Dontae Sharpe had fought to prove his innocence since his 1994 arrest. He was released from prison in August 2019.
"My family's name has been cleared," he told reporters on Friday. "It's a burden off of my shoulders and my family's shoulders."
The news follows a BBC documentary on the miscarriage of justice in his case.
Mr Sharpe's story highlighted how it can take years to get a full pardon even after a person is exonerated and wins their freedom.
Governor Roy Cooper said in a statement announcing the pardon that he had carefully reviewed the case, and those who have been wrongly convicted like Mr Sharpe "deserve to have that injustice fully and publicly acknowledged".
With the full pardon, Mr Sharpe will be able to file a request for compensation from the state.
"My freedom still ain't complete as long as there are people wrongfully in prison, wrongfully convicted, and people waiting on pardons," Mr Sharpe added.
"I've been in there and know there are guys that are innocent and know that our system is corrupt and needs to be changed."
Mr Sharpe is a fellow with Forward Justice, where he advocates for criminal justice reform in North Carolina.
He was convicted on a first-degree murder charge over the killing of George Radcliffe. Months after the trial, a teenage eyewitness for the state recanted her testimony.

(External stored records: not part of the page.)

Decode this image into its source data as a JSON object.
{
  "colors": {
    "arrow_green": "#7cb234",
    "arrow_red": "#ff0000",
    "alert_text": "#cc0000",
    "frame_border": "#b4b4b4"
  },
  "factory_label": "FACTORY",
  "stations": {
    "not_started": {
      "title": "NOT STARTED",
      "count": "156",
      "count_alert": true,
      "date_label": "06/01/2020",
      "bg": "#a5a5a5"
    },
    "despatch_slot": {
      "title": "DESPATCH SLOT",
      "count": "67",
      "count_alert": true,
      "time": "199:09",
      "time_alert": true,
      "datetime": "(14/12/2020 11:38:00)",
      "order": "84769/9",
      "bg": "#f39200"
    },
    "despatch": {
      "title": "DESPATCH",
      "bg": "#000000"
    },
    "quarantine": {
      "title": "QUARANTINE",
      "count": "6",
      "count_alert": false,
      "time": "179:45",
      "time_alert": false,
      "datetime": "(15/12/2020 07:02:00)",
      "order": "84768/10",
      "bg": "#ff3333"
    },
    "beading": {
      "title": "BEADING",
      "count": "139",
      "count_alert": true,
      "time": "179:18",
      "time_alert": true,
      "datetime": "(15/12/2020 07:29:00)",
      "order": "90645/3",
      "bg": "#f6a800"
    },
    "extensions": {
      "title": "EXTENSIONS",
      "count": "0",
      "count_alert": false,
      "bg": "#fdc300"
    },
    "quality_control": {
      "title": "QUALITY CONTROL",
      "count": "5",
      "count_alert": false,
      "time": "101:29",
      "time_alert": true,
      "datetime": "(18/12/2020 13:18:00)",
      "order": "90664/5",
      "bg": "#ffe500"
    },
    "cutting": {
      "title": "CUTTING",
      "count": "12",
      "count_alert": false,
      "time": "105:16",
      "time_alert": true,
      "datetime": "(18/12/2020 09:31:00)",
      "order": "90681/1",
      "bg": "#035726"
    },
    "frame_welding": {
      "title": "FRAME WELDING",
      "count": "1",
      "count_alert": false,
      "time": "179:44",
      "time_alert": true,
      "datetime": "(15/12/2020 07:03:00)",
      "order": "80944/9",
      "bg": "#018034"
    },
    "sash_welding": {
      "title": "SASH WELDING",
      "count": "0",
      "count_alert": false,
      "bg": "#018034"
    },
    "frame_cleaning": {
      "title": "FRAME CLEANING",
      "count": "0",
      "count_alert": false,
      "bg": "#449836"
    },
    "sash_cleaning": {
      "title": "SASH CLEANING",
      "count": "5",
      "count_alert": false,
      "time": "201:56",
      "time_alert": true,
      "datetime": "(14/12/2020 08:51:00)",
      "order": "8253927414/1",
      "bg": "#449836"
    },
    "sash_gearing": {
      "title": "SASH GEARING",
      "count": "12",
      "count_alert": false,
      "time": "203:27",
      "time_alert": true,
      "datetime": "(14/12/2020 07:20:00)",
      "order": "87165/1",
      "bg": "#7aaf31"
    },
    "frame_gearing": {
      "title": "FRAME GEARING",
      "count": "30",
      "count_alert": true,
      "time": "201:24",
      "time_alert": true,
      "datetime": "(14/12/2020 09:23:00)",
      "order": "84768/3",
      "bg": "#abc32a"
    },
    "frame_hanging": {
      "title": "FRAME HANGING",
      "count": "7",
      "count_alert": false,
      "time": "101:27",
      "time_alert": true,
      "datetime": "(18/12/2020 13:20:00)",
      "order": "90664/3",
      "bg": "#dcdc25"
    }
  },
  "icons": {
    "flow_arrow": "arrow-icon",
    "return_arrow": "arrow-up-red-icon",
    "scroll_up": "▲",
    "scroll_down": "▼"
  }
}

It still took over two decades for Mr Sharpe to be exonerated and released from prison.